▶ _ABOUT THIS TASK_: Set the records down once more so that they match the source word for word.
======== INFORMATION SHOWN ========
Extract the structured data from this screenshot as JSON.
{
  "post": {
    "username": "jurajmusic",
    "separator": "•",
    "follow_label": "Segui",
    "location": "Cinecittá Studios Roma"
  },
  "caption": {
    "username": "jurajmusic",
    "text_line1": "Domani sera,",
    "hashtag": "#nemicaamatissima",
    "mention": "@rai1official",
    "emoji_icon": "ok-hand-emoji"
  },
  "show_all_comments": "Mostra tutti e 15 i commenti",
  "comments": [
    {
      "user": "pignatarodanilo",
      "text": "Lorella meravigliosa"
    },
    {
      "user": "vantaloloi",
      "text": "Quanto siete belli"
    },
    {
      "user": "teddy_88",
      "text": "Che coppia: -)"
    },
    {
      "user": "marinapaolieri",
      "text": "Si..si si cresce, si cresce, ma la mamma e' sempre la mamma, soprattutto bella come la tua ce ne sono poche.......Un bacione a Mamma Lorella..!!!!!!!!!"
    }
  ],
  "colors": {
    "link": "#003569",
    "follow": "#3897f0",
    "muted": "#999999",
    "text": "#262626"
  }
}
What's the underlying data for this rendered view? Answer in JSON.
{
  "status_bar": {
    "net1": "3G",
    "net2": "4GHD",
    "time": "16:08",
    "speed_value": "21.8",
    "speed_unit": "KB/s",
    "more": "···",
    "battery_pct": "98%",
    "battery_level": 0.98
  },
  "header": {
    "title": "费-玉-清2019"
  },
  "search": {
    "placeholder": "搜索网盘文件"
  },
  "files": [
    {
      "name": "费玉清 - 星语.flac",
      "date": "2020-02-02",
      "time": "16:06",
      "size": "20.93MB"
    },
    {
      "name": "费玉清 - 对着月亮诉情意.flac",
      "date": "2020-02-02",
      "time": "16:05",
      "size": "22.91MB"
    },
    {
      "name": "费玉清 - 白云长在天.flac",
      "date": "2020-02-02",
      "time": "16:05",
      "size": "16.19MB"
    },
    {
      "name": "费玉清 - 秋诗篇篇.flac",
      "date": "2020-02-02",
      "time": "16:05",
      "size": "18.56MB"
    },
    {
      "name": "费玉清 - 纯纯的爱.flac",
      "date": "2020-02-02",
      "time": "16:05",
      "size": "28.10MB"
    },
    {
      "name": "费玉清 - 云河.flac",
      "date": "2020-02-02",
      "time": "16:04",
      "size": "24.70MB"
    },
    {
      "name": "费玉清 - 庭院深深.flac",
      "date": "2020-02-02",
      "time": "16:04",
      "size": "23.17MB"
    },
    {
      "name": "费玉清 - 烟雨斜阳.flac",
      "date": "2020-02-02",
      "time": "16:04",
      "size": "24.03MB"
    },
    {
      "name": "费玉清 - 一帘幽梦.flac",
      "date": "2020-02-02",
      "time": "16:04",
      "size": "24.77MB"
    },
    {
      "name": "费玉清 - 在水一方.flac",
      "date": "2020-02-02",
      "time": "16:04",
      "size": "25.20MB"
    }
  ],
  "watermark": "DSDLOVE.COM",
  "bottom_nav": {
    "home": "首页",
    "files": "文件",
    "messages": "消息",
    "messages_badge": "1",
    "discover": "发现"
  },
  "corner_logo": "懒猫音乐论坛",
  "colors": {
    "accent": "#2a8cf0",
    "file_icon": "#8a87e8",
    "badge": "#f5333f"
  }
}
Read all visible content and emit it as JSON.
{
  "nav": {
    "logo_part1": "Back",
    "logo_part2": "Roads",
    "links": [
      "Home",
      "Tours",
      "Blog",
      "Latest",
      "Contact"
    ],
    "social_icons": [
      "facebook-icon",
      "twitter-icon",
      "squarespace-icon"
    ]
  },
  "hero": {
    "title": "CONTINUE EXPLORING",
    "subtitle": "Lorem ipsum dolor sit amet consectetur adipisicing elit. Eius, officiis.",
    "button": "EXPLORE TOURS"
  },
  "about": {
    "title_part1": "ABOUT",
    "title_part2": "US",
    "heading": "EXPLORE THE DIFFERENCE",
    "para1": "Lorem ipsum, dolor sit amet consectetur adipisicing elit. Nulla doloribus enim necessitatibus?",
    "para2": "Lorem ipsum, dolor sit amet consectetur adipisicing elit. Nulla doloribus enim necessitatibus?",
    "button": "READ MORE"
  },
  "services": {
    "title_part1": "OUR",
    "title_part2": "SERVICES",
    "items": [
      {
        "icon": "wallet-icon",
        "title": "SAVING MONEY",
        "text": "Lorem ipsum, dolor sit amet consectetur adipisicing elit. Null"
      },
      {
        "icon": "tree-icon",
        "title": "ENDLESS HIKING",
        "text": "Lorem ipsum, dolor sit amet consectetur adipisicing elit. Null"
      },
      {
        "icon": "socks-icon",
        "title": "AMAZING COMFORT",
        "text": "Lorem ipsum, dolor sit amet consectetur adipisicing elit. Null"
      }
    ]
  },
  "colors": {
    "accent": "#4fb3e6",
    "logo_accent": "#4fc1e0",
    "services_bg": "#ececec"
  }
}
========
▶ _RESULT OF THIS TASK_:
Extract the structured data from this screenshot as JSON.
{
  "post": {
    "username": "jurajmusic",
    "separator": "•",
    "follow_label": "Segui",
    "location": "Cinecittá Studios Roma"
  },
  "caption": {
    "username": "jurajmusic",
    "text_line1": "Domani sera,",
    "hashtag": "#nemicaamatissima",
    "mention": "@rai1official",
    "emoji_icon": "ok-hand-emoji"
  },
  "show_all_comments": "Mostra tutti e 15 i commenti",
  "comments": [
    {
      "user": "pignatarodanilo",
      "text": "Lorella meravigliosa"
    },
    {
      "user": "vantaloloi",
      "text": "Quanto siete belli"
    },
    {
      "user": "teddy_88",
      "text": "Che coppia: -)"
    },
    {
      "user": "marinapaolieri",
      "text": "Si..si si cresce, si cresce, ma la mamma e' sempre la mamma, soprattutto bella come la tua ce ne sono poche.......Un bacione a Mamma Lorella..!!!!!!!!!"
    }
  ],
  "colors": {
    "link": "#003569",
    "follow": "#3897f0",
    "muted": "#999999",
    "text": "#262626"
  }
}
What's the underlying data for this rendered view? Answer in JSON.
{
  "status_bar": {
    "net1": "3G",
    "net2": "4GHD",
    "time": "16:08",
    "speed_value": "21.8",
    "speed_unit": "KB/s",
    "more": "···",
    "battery_pct": "98%",
    "battery_level": 0.98
  },
  "header": {
    "title": "费-玉-清2019"
  },
  "search": {
    "placeholder": "搜索网盘文件"
  },
  "files": [
    {
      "name": "费玉清 - 星语.flac",
      "date": "2020-02-02",
      "time": "16:06",
      "size": "20.93MB"
    },
    {
      "name": "费玉清 - 对着月亮诉情意.flac",
      "date": "2020-02-02",
      "time": "16:05",
      "size": "22.91MB"
    },
    {
      "name": "费玉清 - 白云长在天.flac",
      "date": "2020-02-02",
      "time": "16:05",
      "size": "16.19MB"
    },
    {
      "name": "费玉清 - 秋诗篇篇.flac",
      "date": "2020-02-02",
      "time": "16:05",
      "size": "18.56MB"
    },
    {
      "name": "费玉清 - 纯纯的爱.flac",
      "date": "2020-02-02",
      "time": "16:05",
      "size": "28.10MB"
    },
    {
      "name": "费玉清 - 云河.flac",
      "date": "2020-02-02",
      "time": "16:04",
      "size": "24.70MB"
    },
    {
      "name": "费玉清 - 庭院深深.flac",
      "date": "2020-02-02",
      "time": "16:04",
      "size": "23.17MB"
    },
    {
      "name": "费玉清 - 烟雨斜阳.flac",
      "date": "2020-02-02",
      "time": "16:04",
      "size": "24.03MB"
    },
    {
      "name": "费玉清 - 一帘幽梦.flac",
      "date": "2020-02-02",
      "time": "16:04",
      "size": "24.77MB"
    },
    {
      "name": "费玉清 - 在水一方.flac",
      "date": "2020-02-02",
      "time": "16:04",
      "size": "25.20MB"
    }
  ],
  "watermark": "DSDLOVE.COM",
  "bottom_nav": {
    "home": "首页",
    "files": "文件",
    "messages": "消息",
    "messages_badge": "1",
    "discover": "发现"
  },
  "corner_logo": "懒猫音乐论坛",
  "colors": {
    "accent": "#2a8cf0",
    "file_icon": "#8a87e8",
    "badge": "#f5333f"
  }
}
Read all visible content and emit it as JSON.
{
  "nav": {
    "logo_part1": "Back",
    "logo_part2": "Roads",
    "links": [
      "Home",
      "Tours",
      "Blog",
      "Latest",
      "Contact"
    ],
    "social_icons": [
      "facebook-icon",
      "twitter-icon",
      "squarespace-icon"
    ]
  },
  "hero": {
    "title": "CONTINUE EXPLORING",
    "subtitle": "Lorem ipsum dolor sit amet consectetur adipisicing elit. Eius, officiis.",
    "button": "EXPLORE TOURS"
  },
  "about": {
    "title_part1": "ABOUT",
    "title_part2": "US",
    "heading": "EXPLORE THE DIFFERENCE",
    "para1": "Lorem ipsum, dolor sit amet consectetur adipisicing elit. Nulla doloribus enim necessitatibus?",
    "para2": "Lorem ipsum, dolor sit amet consectetur adipisicing elit. Nulla doloribus enim necessitatibus?",
    "button": "READ MORE"
  },
  "services": {
    "title_part1": "OUR",
    "title_part2": "SERVICES",
    "items": [
      {
        "icon": "wallet-icon",
        "title": "SAVING MONEY",
        "text": "Lorem ipsum, dolor sit amet consectetur adipisicing elit. Null"
      },
      {
        "icon": "tree-icon",
        "title": "ENDLESS HIKING",
        "text": "Lorem ipsum, dolor sit amet consectetur adipisicing elit. Null"
      },
      {
        "icon": "socks-icon",
        "title": "AMAZING COMFORT",
        "text": "Lorem ipsum, dolor sit amet consectetur adipisicing elit. Null"
      }
    ]
  },
  "colors": {
    "accent": "#4fb3e6",
    "logo_accent": "#4fc1e0",
    "services_bg": "#ececec"
  }
}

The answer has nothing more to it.